The conflict couldn’t get more personal in this small community.
Chief Jeff Jones and Elder Bill Jones are relatives. They lived right next door to each other. “It’s like there is a wall, a miserable border,” Bill Jones said of the grassy swale between their homes, before he recently moved to an assisted living facility in Sooke.
“I am dead against logging of old growth and I don’t care who I offend saying that. I renew the fight,” he said as spring approaches.
As the controversy continues, so does life in the village at Pacheedaht, as it has always had to. Not far from the sawmill, the canoe from the giant log cut on Pacheedaht traditional territory was taking shape, as Micah McCarty, master carver and former chairman at the Makah Nation, made cedar chips fly with an adze.
The log was 30 feet long and 4 feet across. McCarty counted 38 growth rings to the inch. That’s a lot of years.
The Pacheedaht and Makah, across the water on their reservation on the Olympic Peninsula, are closely related and speak the same dialect of the Nuu-chah-nulth language. “It’s bringing our community together, to work toward a vision, and sharing pride,” said Pacheedaht council member Tracy Charlie, who came over to watch the carving. “It was the vision of bringing culture back.”
No stranger to controversy, McCarty also was the Makah Nation’s first whaling captain in 1999 when the Makah sought to resume hunting gray whales after a more than 70-year hiatus despite opposition by outsiders.
So the Pacheedaht are hardly the first small Indigenous nation to find themselves in the middle of a media and activist storm.

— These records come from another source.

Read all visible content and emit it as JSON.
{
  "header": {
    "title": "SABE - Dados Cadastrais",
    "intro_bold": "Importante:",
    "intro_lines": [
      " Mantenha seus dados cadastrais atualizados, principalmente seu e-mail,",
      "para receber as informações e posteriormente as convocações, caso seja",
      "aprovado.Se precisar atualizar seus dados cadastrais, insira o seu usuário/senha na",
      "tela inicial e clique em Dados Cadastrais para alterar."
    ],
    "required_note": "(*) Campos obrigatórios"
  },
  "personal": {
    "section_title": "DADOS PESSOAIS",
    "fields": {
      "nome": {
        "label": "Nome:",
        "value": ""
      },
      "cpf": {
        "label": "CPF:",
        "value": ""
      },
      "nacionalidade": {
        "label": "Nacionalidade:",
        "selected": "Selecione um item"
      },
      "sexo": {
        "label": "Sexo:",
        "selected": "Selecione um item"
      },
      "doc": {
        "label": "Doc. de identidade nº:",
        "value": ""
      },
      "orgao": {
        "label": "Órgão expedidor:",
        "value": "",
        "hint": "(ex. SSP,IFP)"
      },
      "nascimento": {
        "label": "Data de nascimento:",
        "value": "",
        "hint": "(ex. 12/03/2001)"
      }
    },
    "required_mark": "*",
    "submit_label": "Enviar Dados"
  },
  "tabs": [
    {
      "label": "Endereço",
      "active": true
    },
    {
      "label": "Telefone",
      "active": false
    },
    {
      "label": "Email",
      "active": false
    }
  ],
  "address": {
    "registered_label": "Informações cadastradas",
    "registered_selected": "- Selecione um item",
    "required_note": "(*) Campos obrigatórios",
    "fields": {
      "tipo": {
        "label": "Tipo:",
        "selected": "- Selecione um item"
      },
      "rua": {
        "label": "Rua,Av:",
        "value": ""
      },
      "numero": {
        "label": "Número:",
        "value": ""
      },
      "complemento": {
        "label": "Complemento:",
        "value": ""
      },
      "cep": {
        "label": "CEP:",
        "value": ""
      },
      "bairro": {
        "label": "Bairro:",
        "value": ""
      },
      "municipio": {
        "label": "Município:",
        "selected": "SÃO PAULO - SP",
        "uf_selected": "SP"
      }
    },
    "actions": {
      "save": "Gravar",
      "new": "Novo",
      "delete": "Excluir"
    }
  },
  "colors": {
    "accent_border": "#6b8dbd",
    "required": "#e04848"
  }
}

Once more, the people of this place are fighting outsiders. This time, in a battle for the last of what’s left on an island where outside of parks and other restricted areas, only remnants of the vanishing old growth forest remain.